Editing the book was a huge learning curve for me. I learned that frozen can be better than fresh; that many fish farms are in fact sustainable; and little fishes like mackerel, herring and sardines really are delicious, thanks to the Ocean Wise chefs’ superb recipes.
I also understood that I was part of the sustainability problem. In the 1990s, I owned Reel Appetites, a large film catering company. We served hundreds of meals a day — farmed salmon was always on the menu — to film stars and film crews, blithely unaware of any sustainability issues. No one complained or questioned where their food came from. When I went out for dinner, I tucked into orange roughy and Chilean sea bass.

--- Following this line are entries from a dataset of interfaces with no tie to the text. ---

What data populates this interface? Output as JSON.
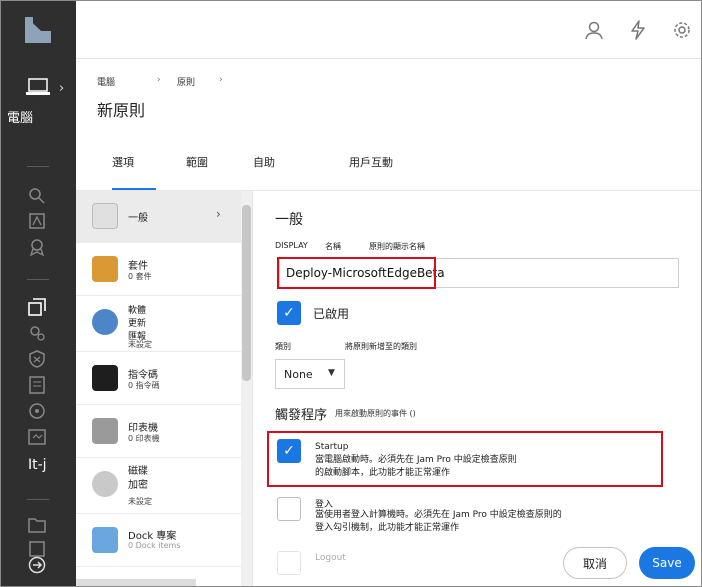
{
  "header": {
    "breadcrumbs": [
      "電腦",
      "原則"
    ],
    "crumb_sep": "›",
    "title": "新原則"
  },
  "topbar": {
    "icons": [
      "user-icon",
      "bolt-icon",
      "gear-icon"
    ]
  },
  "rail": {
    "section_label": "電腦",
    "chevron": "›",
    "bottom_label": "It-j",
    "icons": [
      "laptop-icon",
      "search-icon",
      "inventory-icon",
      "smart-group-icon",
      "policies-icon",
      "settings-icon",
      "security-icon",
      "reports-icon",
      "share-icon",
      "enrollment-icon",
      "folder-icon",
      "collapse-icon"
    ]
  },
  "tabs": [
    "選項",
    "範圍",
    "自助",
    "用戶互動"
  ],
  "categories": [
    {
      "name": "一般",
      "sub": "",
      "icon": "general-icon",
      "selected": true
    },
    {
      "name": "套件",
      "sub": "0 套件",
      "icon": "package-icon"
    },
    {
      "name": "軟體\n更新\n匯報",
      "sub": "未設定",
      "icon": "software-update-icon"
    },
    {
      "name": "指令碼",
      "sub": "0 指令碼",
      "icon": "script-icon"
    },
    {
      "name": "印表機",
      "sub": "0 印表機",
      "icon": "printer-icon"
    },
    {
      "name": "磁碟\n加密",
      "sub": "未設定",
      "icon": "disk-encryption-icon"
    },
    {
      "name": "Dock 專案",
      "sub": "0 Dock items",
      "icon": "dock-icon"
    }
  ],
  "general": {
    "section_title": "一般",
    "display_label": "DISPLAY",
    "name_label": "名稱",
    "name_hint": "原則的顯示名稱",
    "name_value": "Deploy-MicrosoftEdgeBeta",
    "enabled_label": "已啟用",
    "category_label": "類別",
    "category_hint": "將原則新增至的類別",
    "category_value": "None",
    "trigger_title": "觸發程序",
    "trigger_hint": "用來啟動原則的事件 ()",
    "triggers": [
      {
        "name": "Startup",
        "desc": "當電腦啟動時。必須先在 Jam Pro 中設定檢查原則的啟動腳本，此功能才能正常運作",
        "checked": true
      },
      {
        "name": "登入",
        "desc": "當使用者登入計算機時。必須先在 Jam Pro 中設定檢查原則的登入勾引機制，此功能才能正常運作",
        "checked": false
      },
      {
        "name": "Logout",
        "desc": "",
        "checked": false
      }
    ]
  },
  "footer": {
    "cancel": "取消",
    "save": "Save"
  },
  "colors": {
    "accent": "#1b78e2",
    "highlight": "#d40e1e",
    "rail": "#2f2f2f"
  }
}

You cook and eat what you know.
The first Ocean Wise cookbook was published in 2010. Although there were recipes from chefs across the country, most came from B.C. Fortunately, that is no longer the case: in the past five years many more chefs and restaurants across Canada have signed up with the Ocean Wise program, which in turn has created a much greater consumer awareness and the demand for another cookbook.
Many Canadians will confess that they’re intimidated by seafood and don’t know how to cook it properly. Typically, salmon or halibut is served overcooked at home so we go out for seafood, which explains why we have so many great seafood restaurants. Cooking fish shouldn’t be intimidating — if you can fry a piece of bacon, you can fry a fillet of fish. But you can also take it a step further. In the Ocean Wise Cookbook 2, you’ll find techniques such as sous-vide, smoking and poaching in olive oil. I did my best to give you the instructions you need to master these techniques and to simplify the recipes so that they aren’t too complicated for the home cook.
This new cookbook features 40 species of seafood, from oysters to octopus and from pink salmon to sturgeon and a few seaweed recipes (kelp is the new kale). Many chefs submitted recipes featuring seafood and fish that they sourced locally, such as P.E.I. mussels and Lake Erie pickerel. Keep in mind that one of the best conservation methods is to diversify by eating many kinds of sustainable fish.
I hope this cookbook encourages you ask your local fishmonger what’s in season, rather than shopping with a particular fish in mind.
You can pick up a copy of the Ocean Wise Cookbook 2 at the Vancouver Aquarium gift shop or online.
Happy sustainable cooking!
Blog post by Jane Mundy, freelance writer and editor. Her articles have appeared in The Globe and Mail, the National Post, the Vancouver Sun, and Western Living. She also has 20 years of experience as a professional cook.